We (un) Built This City
Also discussed in February, with the growth of IT penetration comes the need for implementation and integration services, many of which can benefit from scale. Accordingly, Park City Solutions (No. 62 last year) divested its iServices Group to healthcare integration and portal solutions vendor Medicity, Salt Lake City (No. 80).
The Long and (un) Winding Road?
While not a consummated acquisition (or even necessarily more than a glint in a buyer's, banker's or board member's eye) just as HIMSS was ending, Emdeon (No. 5) announced that it had been approached by "several" third parties interested in buying its Emdeon Business Services (Envoy) and Emdeon Practice Services (Medical Manager) segments. What would be left, should anything occur, would be ViPS, Porex and, of course, 85 percent of the portal division, WebMD. Some form of process is apparently under way and rumors suggest that the board wants to sell both as a package and is avoiding financial buyers. This clearly raises the question of just which companies would consider buying both assets, especially given their respective growth rates. Should it occur, this will likely be the biggest deal of 2006 and the market is waiting with baited breath.
Doctor Doctor (Buy Me Some News)
Also, as I predicted in February, WebMD Health, flush with cash from its very successful IPO did, in fact, become acquisitive once again, picking up two content assets. Earlier this year it acquired eMedicine.com, a physician—focused content portal that was not generating profits for $25.5 million in cash (4.3 x revenues). In April, it acquired Summex Corporation, a provider of health and wellness programs (that was also just breaking even) for $30 million with a $10 million potential earn-out (5 to 6.7 x revenues). WebMD is still likely to remain an active buyer of similar content-related companies as well as seeking to further broaden its offering to the pharmaceutical manufacturing industry with additional physician marketing and CME offerings.
Just before HIMSS, No. 51 Nuance Communications, a speech and imaging solutions company whose portfolio includes Dragon Systems, acquired privately held transcription technology leader, Dictaphone (No 22) for $357 million in cash or roughly 2.4 x trailing revenues. In addition to a brand name that probably rivals Kleenex or Lifesavers, Dictaphone is likely the technology company that has more physicians touching it daily than any other with 400,000 claimed users. I'm sure most readers will agree that voice recognition as an eliminator of transcription and typing has been 2-3 years away for at least 15 years (handily beating out EMR adoption for over-promised technology and adoption rates). The challenge here will be for Nuance to monetize this brand equity and install base (which was a bit of a wasting asset) in its quest to transform dictation and move aggressively into the healthcare vertical.
The Song Remains the Same

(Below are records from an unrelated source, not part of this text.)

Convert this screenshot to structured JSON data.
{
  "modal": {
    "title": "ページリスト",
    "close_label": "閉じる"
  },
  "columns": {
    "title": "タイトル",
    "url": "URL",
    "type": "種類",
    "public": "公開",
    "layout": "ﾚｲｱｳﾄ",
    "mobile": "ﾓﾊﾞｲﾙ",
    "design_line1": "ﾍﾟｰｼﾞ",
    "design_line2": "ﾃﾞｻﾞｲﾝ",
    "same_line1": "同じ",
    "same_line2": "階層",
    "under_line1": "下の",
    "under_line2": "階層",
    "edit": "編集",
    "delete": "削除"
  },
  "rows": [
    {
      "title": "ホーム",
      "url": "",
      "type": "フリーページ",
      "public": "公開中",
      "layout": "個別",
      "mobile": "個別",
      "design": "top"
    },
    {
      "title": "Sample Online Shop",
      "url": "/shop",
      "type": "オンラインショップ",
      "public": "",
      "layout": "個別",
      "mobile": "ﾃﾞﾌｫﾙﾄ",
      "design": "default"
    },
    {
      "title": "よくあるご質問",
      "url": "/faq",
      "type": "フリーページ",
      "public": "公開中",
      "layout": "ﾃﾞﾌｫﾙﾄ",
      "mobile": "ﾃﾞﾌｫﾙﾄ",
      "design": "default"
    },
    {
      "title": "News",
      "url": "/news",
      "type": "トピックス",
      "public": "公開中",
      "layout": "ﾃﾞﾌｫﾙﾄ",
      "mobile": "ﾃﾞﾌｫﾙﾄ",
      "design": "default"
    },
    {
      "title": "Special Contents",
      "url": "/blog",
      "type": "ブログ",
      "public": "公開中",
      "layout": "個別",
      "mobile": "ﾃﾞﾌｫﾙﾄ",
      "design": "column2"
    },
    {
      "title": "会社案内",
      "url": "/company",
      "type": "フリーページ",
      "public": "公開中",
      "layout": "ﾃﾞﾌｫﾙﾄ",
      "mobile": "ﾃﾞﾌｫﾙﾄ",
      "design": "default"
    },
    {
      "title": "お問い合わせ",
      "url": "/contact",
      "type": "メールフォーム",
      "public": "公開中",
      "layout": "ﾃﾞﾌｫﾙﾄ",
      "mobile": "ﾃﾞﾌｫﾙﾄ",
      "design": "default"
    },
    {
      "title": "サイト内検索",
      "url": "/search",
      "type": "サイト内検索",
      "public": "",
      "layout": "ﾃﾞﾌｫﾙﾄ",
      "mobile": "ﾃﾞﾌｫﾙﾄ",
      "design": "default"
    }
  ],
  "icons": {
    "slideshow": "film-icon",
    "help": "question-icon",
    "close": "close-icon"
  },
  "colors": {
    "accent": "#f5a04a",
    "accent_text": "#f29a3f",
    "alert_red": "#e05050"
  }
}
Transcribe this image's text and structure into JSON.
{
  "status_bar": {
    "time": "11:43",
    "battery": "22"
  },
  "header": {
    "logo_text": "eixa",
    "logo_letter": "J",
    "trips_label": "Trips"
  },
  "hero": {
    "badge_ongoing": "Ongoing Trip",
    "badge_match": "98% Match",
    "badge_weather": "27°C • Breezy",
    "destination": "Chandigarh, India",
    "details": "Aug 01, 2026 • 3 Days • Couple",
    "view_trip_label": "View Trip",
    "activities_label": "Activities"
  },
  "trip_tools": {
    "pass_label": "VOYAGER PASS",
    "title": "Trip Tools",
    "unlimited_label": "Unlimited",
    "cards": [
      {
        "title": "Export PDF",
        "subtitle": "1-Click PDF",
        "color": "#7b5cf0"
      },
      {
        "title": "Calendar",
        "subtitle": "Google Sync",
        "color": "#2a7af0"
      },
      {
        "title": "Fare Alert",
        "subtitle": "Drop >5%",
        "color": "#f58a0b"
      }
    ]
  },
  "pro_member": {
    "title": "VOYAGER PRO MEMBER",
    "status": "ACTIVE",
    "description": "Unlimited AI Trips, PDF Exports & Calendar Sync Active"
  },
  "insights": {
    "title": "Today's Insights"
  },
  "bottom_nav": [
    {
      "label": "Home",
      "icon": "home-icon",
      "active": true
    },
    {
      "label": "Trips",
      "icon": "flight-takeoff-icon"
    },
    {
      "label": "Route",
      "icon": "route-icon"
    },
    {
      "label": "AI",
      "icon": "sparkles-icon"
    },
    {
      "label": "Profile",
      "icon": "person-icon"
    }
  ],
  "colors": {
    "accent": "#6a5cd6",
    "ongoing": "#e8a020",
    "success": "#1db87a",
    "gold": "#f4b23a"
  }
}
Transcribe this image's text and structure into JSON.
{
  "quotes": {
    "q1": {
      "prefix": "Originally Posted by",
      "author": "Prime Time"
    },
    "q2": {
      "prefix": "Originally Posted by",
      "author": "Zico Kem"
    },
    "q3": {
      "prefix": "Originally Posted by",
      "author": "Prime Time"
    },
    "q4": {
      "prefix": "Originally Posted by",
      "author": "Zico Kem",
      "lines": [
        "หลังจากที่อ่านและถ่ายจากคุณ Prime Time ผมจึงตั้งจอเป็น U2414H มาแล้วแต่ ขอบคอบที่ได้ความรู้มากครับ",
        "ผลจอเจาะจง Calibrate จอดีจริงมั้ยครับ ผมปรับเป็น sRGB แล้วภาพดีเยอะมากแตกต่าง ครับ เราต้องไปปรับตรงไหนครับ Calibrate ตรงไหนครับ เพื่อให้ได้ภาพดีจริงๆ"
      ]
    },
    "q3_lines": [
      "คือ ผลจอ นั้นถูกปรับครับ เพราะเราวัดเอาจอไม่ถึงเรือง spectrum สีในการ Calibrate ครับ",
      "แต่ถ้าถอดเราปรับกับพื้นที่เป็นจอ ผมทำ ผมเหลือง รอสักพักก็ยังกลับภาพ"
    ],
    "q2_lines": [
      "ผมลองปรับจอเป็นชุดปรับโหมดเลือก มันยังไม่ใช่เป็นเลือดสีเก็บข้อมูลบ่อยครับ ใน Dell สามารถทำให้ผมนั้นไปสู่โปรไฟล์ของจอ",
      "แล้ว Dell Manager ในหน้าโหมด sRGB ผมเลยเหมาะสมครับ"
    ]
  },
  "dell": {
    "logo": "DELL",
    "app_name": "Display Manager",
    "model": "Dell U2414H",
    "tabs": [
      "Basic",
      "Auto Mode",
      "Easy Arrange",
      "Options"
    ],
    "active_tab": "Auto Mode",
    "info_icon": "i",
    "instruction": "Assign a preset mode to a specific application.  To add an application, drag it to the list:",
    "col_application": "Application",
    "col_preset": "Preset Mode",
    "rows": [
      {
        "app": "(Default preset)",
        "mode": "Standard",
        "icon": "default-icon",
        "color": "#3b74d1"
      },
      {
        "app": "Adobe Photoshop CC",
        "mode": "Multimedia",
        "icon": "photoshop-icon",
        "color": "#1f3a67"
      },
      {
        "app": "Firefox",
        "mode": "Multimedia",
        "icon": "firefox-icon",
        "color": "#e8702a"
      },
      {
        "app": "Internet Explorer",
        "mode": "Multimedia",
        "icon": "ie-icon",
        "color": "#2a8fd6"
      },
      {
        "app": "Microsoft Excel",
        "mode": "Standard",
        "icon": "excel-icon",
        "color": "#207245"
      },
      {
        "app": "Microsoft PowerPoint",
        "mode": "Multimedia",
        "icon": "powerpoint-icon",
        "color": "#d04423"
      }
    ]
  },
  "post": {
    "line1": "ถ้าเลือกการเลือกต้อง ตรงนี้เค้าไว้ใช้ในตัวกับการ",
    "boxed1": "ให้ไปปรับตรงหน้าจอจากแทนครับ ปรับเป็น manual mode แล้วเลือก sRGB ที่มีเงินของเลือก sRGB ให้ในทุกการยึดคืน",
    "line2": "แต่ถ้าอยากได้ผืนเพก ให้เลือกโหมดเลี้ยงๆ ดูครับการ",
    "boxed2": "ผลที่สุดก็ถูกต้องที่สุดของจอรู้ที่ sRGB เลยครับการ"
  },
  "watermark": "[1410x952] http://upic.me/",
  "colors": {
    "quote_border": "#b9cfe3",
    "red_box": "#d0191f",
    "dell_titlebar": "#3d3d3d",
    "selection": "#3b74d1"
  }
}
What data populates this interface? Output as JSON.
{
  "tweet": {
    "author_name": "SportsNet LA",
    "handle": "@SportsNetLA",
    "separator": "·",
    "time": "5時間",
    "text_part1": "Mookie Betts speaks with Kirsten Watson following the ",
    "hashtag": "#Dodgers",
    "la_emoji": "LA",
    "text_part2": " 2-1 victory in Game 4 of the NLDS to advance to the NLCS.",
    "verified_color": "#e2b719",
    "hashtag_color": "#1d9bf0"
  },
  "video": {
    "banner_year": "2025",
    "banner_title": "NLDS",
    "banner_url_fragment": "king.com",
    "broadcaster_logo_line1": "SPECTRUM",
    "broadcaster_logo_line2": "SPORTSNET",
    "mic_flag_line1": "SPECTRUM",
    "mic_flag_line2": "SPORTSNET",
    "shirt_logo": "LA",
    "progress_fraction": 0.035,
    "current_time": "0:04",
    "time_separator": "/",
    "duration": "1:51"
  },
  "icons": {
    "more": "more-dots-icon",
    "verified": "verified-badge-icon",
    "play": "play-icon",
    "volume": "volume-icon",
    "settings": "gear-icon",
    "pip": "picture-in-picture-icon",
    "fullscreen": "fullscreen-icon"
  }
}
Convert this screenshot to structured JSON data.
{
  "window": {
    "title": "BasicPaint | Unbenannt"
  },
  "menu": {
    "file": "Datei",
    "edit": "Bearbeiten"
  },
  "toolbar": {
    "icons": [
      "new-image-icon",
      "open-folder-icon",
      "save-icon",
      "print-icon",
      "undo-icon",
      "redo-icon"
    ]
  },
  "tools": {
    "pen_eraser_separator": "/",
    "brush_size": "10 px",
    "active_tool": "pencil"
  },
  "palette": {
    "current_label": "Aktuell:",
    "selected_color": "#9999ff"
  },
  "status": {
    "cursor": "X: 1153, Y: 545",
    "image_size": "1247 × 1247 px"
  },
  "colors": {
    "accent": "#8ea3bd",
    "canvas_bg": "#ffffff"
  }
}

So, another year sees nine companies on the Healthcare Informatics 100 list acquired and, of course, new entrants and some larger vendors that don't submit their data being acquired. Looking to the coming year, I expect a similar pace of consolidation, but no deals as sizable as IDX/GE, with the possible exception of Emdeon, assuming a buyer ultimately emerges.
Who Are You?
William Blair was involved in the SIS sale and the Allscripts' stock offering mentioned above.
Benjamin Rooks (email@example.com) is an investment banker in the Healthcare Group at William Blair & Company, L.L.C. and a member of the Healthcare Informatics Editorial Board.